Start Recent developments in self validating seva sensors

Recent developments in self validating seva sensors

It was during a summer of volunteer work in Cambodia that Cardoso met his future wife, a twist of fate that sent him back to Cambodia after finishing his degree, where he worked with the Food and Agriculture Organization of the United Nations to help local communities improve their food security. The experience, along with a chance meeting with the late MIT professor Alice Amsden, who taught a class he was taking, motivated Cardoso to apply to a Ph D program at MIT.

Cauam Cardoso was only 17 when he decided to break from family tradition and pursue engineering instead of the arts, a move that set him on a path to working with communities in need.

Over the past decade, Cardoso, a Ph D student in international economic development at MIT, has helped communities on five continents overcome infrastructure issues such as a lack of sanitation, while always following the advice his dad gave him growing up: “You have two ears and one mouth for a reason, so listen more than you talk.” Experiencing problems, finding solutions Cardoso grew up in Rio de Janeiro, Brazil, in a poor neighborhood that bordered a slum, or favela.
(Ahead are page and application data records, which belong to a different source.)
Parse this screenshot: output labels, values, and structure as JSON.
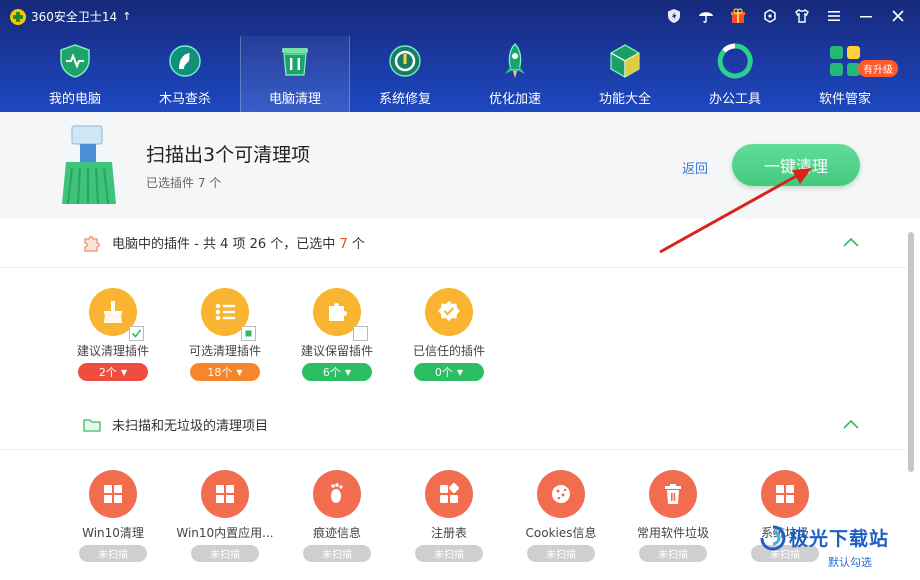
{
  "app": {
    "title": "360安全卫士14",
    "update_arrow": "↑"
  },
  "window_controls": [
    "shield-icon",
    "umbrella-icon",
    "gift-icon",
    "refresh-icon",
    "skin-icon",
    "menu-icon",
    "minimize-icon",
    "close-icon"
  ],
  "nav": {
    "items": [
      {
        "label": "我的电脑",
        "icon": "shield-pulse-icon"
      },
      {
        "label": "木马查杀",
        "icon": "horse-icon"
      },
      {
        "label": "电脑清理",
        "icon": "trash-icon",
        "active": true
      },
      {
        "label": "系统修复",
        "icon": "repair-icon"
      },
      {
        "label": "优化加速",
        "icon": "rocket-icon"
      },
      {
        "label": "功能大全",
        "icon": "cube-icon"
      },
      {
        "label": "办公工具",
        "icon": "ring-icon"
      },
      {
        "label": "软件管家",
        "icon": "apps-icon",
        "badge": "有升级"
      }
    ]
  },
  "summary": {
    "title": "扫描出3个可清理项",
    "subtitle": "已选插件 7 个",
    "back": "返回",
    "clean_button": "一键清理"
  },
  "plugins_section": {
    "title_prefix": "电脑中的插件 - 共 4 项 26 个，已选中 ",
    "selected": "7",
    "title_suffix": " 个",
    "cards": [
      {
        "label": "建议清理插件",
        "count": "2个",
        "checked": "checked"
      },
      {
        "label": "可选清理插件",
        "count": "18个",
        "checked": "partial"
      },
      {
        "label": "建议保留插件",
        "count": "6个",
        "checked": "unchecked"
      },
      {
        "label": "已信任的插件",
        "count": "0个",
        "checked": "none"
      }
    ]
  },
  "unscanned_section": {
    "title": "未扫描和无垃圾的清理项目",
    "status": "未扫描",
    "cards": [
      {
        "label": "Win10清理"
      },
      {
        "label": "Win10内置应用..."
      },
      {
        "label": "痕迹信息"
      },
      {
        "label": "注册表"
      },
      {
        "label": "Cookies信息"
      },
      {
        "label": "常用软件垃圾"
      },
      {
        "label": "系统垃圾"
      }
    ]
  },
  "watermark": {
    "text": "极光下载站",
    "sub": "默认勾选"
  },
  "colors": {
    "header": "#1b3aa3",
    "accent_green": "#45c97f",
    "plugin_yellow": "#f9b531",
    "clean_red": "#f26c4f",
    "selected_highlight": "#e64a2a"
  }
}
Cardoso redesigned the course syllabus to reflect his background, and draws heavily on his own experiences in the field to engage his students.

“Leading my own course and directing the students was probably one of the most rewarding experiences I had at MIT,” says Cardoso, who received his department’s 2016 Outstanding Ph D Teaching Assistant award. You learn so much from the students — it's really a gift.” Beyond MIT After finishing his Ph D, Cardoso plans to stay in academia, while remaining involved in many real-world projects.

“The idea is one simple technology can have this huge impact on someone's well-being,” explains Cardoso.

“But today there are a lot of technologies out there such as solar lanterns or water filters, and there's no way to systematically evaluate what works and what doesn't work on the ground.” With CITE, Cardoso and the project’s other team members are working to develop an objective methodology to assess the usefulness of various technologies.

In particular, he is committed to continuing his work in Brazil.